Cast your mind back to the summer of 2019 when Coventry City were setting up camp at neighbours Birmingham City, if somebody told you then that Coventry would be third in the EFL Championship in October 2021, what would you say?
Many would have laughed at the idea, some may have even questioned your knowledge of football. However, as other clubs around them fall into the hands of internal problems, Coventry have been improving at a rate even their own fans wouldn't have expected.
Now over ten games into the Championship season the Sky Blues look on a serious push for Premier League football, roughly 20 years after they left the top division. What's the catalyst for such a change? Mark Robins.
Success so far
Success shouldn't come as a surprise from people following this partnership. Since Robins returned to the Sky Blues he has won the 16/17 EFL Trophy, the 17/18 EFL League Two play-offs and the 19/20 EFL League One.
He's managed 228 games since the sixth March 2017 and has won 98 of them, drawing 58 and losing 74. This tenure in the Midlands has been Robins' most successful to date with all of his silverware as a manager coming from this reign.
Arguably his most successful season was last season, keeping Coventry up and avoiding an immediate drop back to League One. It wasn't a survive on the last day or by one point type of season for Coventry either. They finished 16th, six spots off the 22nd place relegation spot.

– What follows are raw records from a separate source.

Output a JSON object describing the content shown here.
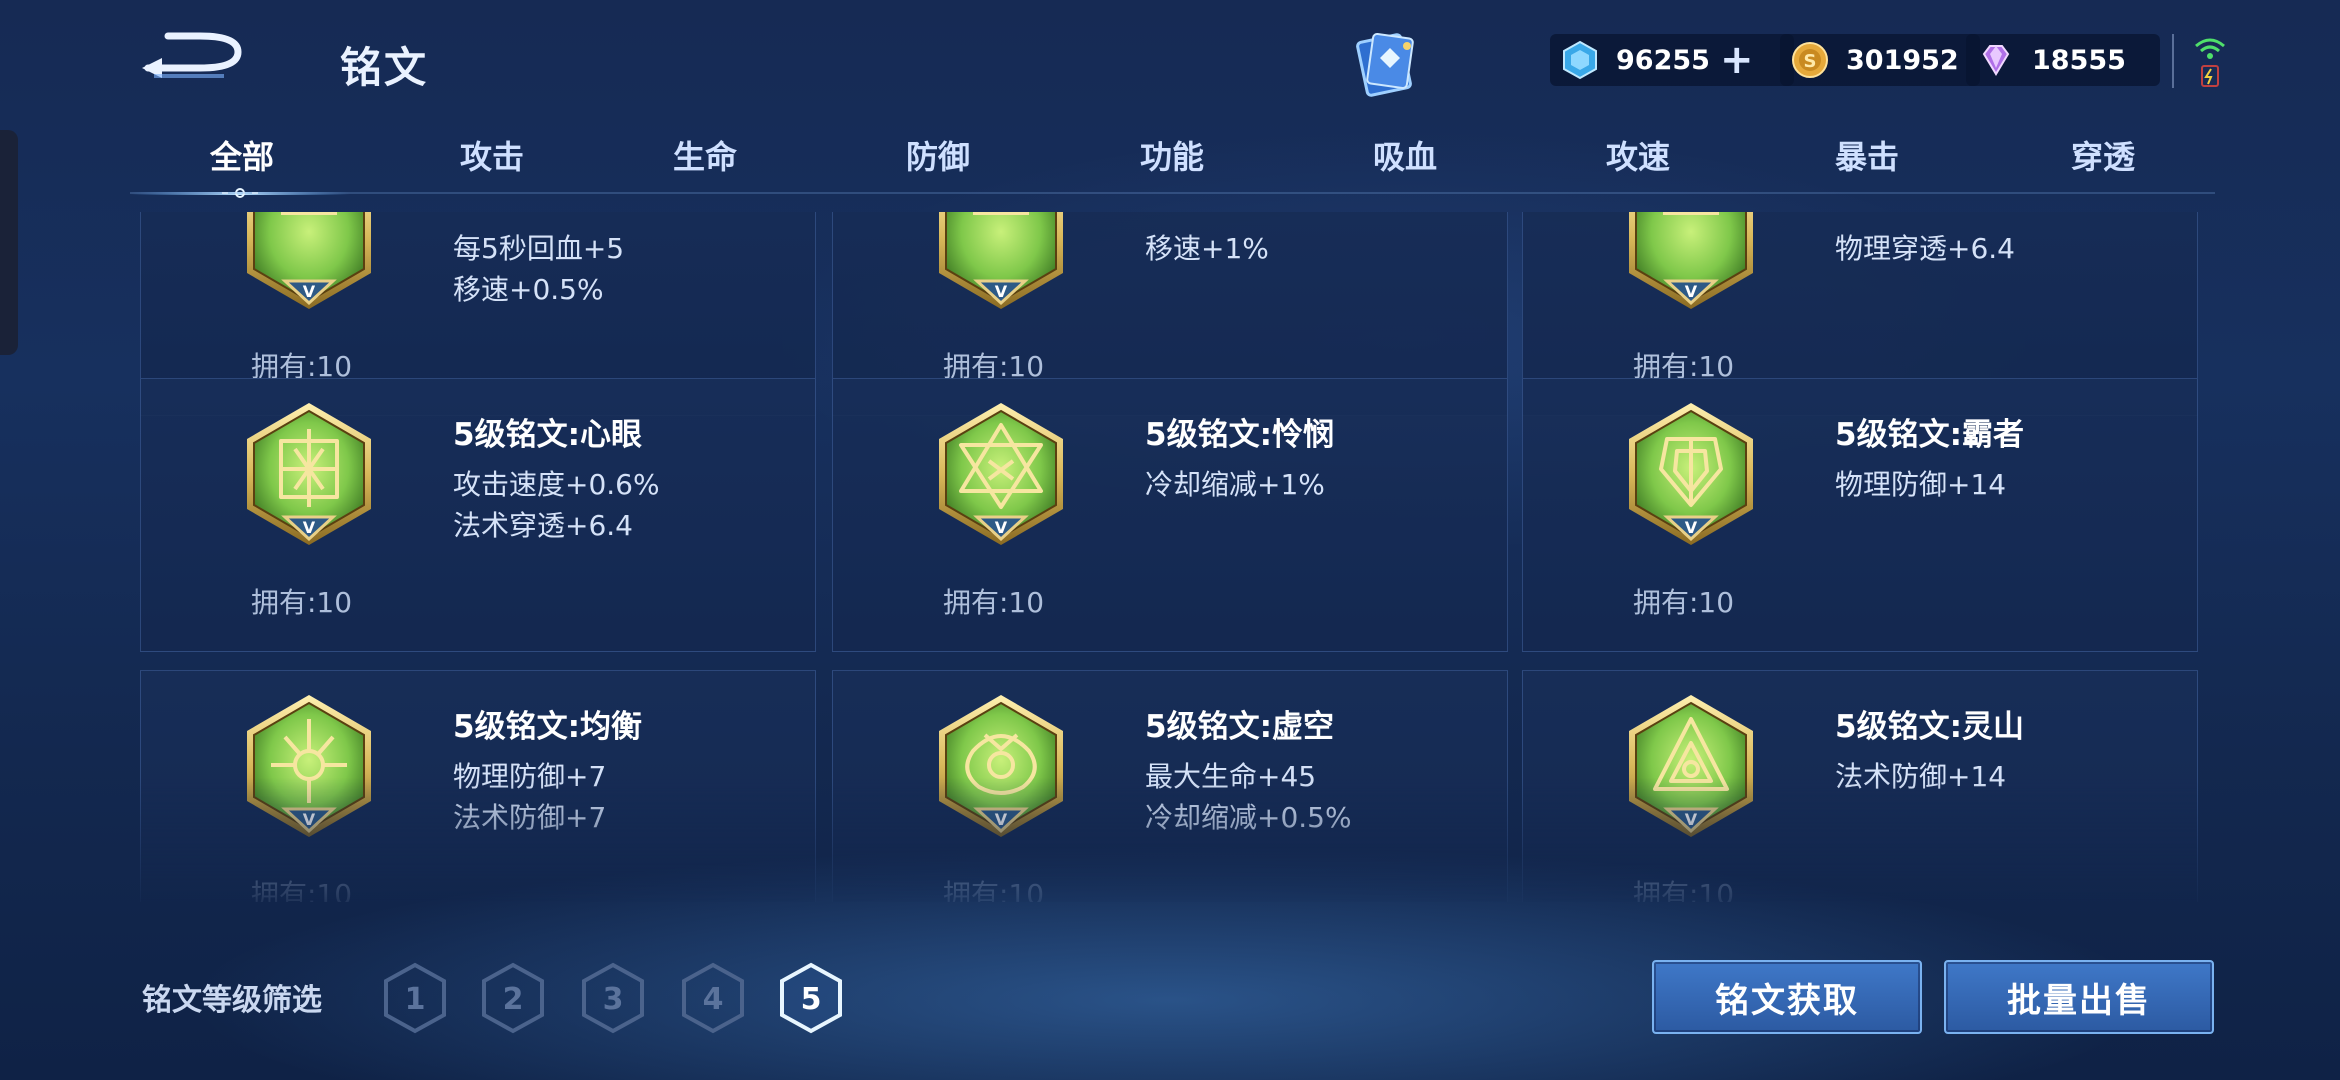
{
  "header": {
    "title": "铭文",
    "currency": {
      "diamond": "96255",
      "diamond_plus": "+",
      "gold": "301952",
      "gem": "18555"
    }
  },
  "tabs": [
    {
      "label": "全部",
      "active": true
    },
    {
      "label": "攻击"
    },
    {
      "label": "生命"
    },
    {
      "label": "防御"
    },
    {
      "label": "功能"
    },
    {
      "label": "吸血"
    },
    {
      "label": "攻速"
    },
    {
      "label": "暴击"
    },
    {
      "label": "穿透"
    }
  ],
  "inscriptions": [
    {
      "name": "",
      "attr1": "每5秒回血+5",
      "attr2": "移速+0.5%",
      "owned": "拥有:10",
      "icon": "inscription-partial-icon"
    },
    {
      "name": "",
      "attr1": "移速+1%",
      "attr2": "",
      "owned": "拥有:10",
      "icon": "inscription-partial-icon"
    },
    {
      "name": "",
      "attr1": "物理穿透+6.4",
      "attr2": "",
      "owned": "拥有:10",
      "icon": "inscription-partial-icon"
    },
    {
      "name": "5级铭文:心眼",
      "attr1": "攻击速度+0.6%",
      "attr2": "法术穿透+6.4",
      "owned": "拥有:10",
      "icon": "xinyan-icon"
    },
    {
      "name": "5级铭文:怜悯",
      "attr1": "冷却缩减+1%",
      "attr2": "",
      "owned": "拥有:10",
      "icon": "lianmin-icon"
    },
    {
      "name": "5级铭文:霸者",
      "attr1": "物理防御+14",
      "attr2": "",
      "owned": "拥有:10",
      "icon": "bazhe-icon"
    },
    {
      "name": "5级铭文:均衡",
      "attr1": "物理防御+7",
      "attr2": "法术防御+7",
      "owned": "拥有:10",
      "icon": "junheng-icon"
    },
    {
      "name": "5级铭文:虚空",
      "attr1": "最大生命+45",
      "attr2": "冷却缩减+0.5%",
      "owned": "拥有:10",
      "icon": "xukong-icon"
    },
    {
      "name": "5级铭文:灵山",
      "attr1": "法术防御+14",
      "attr2": "",
      "owned": "拥有:10",
      "icon": "lingshan-icon"
    }
  ],
  "filter": {
    "label": "铭文等级筛选",
    "levels": [
      "1",
      "2",
      "3",
      "4",
      "5"
    ],
    "selected": "5"
  },
  "buttons": {
    "get": "铭文获取",
    "sell": "批量出售"
  },
  "colors": {
    "accent": "#3f78c8",
    "inscription_green": "#7fc84a",
    "inscription_gold": "#d8b85a"
  }
}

A small part of their success may have come from other big clubs in the league struggling. Sheffield Wednesday had a points deduction, Derby County's current crisis was coming to fruition and other clubs like Nottingham Forest were just having a below-average season.
The team's tactics
Tactically, the side adopts the now very common 3-5-2 system with the slight adaptation to make it a 3-4-1-2 with Callum O'Hare playing as a conventional 'number 10' behind the two strikers.
Their wing-backs are the perfect combination between attacking outlets and defensive stability. Ian Maatsen, leads the club stats for successful tackles per match with 2.1 per game as well as big chances created, with three.
Going forward Victor Gyokeres acts as a perfect hold up striker with brilliant movement, as seen in his goal against Fulham. Martyn Waghorn adds a level of pace in the attack, with his dynamic movement and ability to get in behind the defenders crucial for Coventry when attacking quickly. O'Hare is given the freedom to create with two more regimented central midfielders in behind him. The midfielder leads the club's stats for assists, key passes and successful dribbles per game.
Defensively, the back three has a good level of experience which shows conceding on average only 1.1 shots per game, the sixth-best in the league. They also hold that position for clean sheets kept with four.
The formation itself allows for the side to play two ways. Against Fulham the side had only 41% possession, using their pace on the wings and expansive formation to hit Fulham on the counter-attack. However, against other opposition the formation lends itself to a passing style of play, dominating the ball and controlling the tempo.
The fortress feeling
For a club that has had to ground share twice in the past ten years, it's remarkable to see how the side has handled the constant black cloud surrounding the club.
Now back at their familiar home stadium, all be it under a new name, Coventry have loved playing in their city, in front of their fans on their own pitch. In fact, the Sky Blues have won every one of their home games so far this season. They have scored 14 goals in six home games making themselves a deadly force at the newly named Coventry Building Society Stadium.
Coventry have always been criticised for playing in a stadium too big for themselves. Whilst this may have an air of truth about it with the Ricoh, as it was formerly known, being the fourth largest ground in the division holding 32,609 its effect is minimal. The Sky Blues actually sit eighth in the average attendance list this season with an average of 18,557, at the time of writing.
This is above teams such as Blackburn Rovers, Birmingham and Cardiff City, who have the third biggest ground in the league. It gives the club a sense of credibility it had lost while playing at Sixfields or St Andrews. It has been a huge battle for the club against the council, however, it never seemed to truly tarnish on the pitch performances and that must be credit to Robins, who has man managed this squad brilliantly.
A deeper look into Robins
Robins was a widely known manager but didn't always show the quality he has on his second term as Coventry boss. He first started out with Rotherham United in 2007 before moving to Barnsley in late 2009. This was, statistically, his worse spell as a manager with a win percentage of just 31.5%.
After that, he moved to Coventry for his first spell which is his best statistically to date with 51.5%. He stayed there from September 2012 until February 2013. He then had two relatively underwhelming spells at Huddersfield Town and Scunthorpe United before moving back to Coventry where he would win his first trophy as a manager.
Trophies aren't new to Robins though as a player he won an FA Cup, a Charity Shield, European Cup Winners Cup and a European Super Cup all at Manchester United. At Leicester City, he added a Football League Cup to his respectable trophy cabinet.
Robins and Coventry just seem to get along and work like a house on fire. His two spells at the club have bought him big success and he is respected greatly by the fans. This is probably because of what he has bought a club, which for a long time looked doomed.
It's likely he'll have a contract extension no matter what happens this season but if he could push Coventry back to the Premier League his ranking in the list of Coventry City managers would be increased.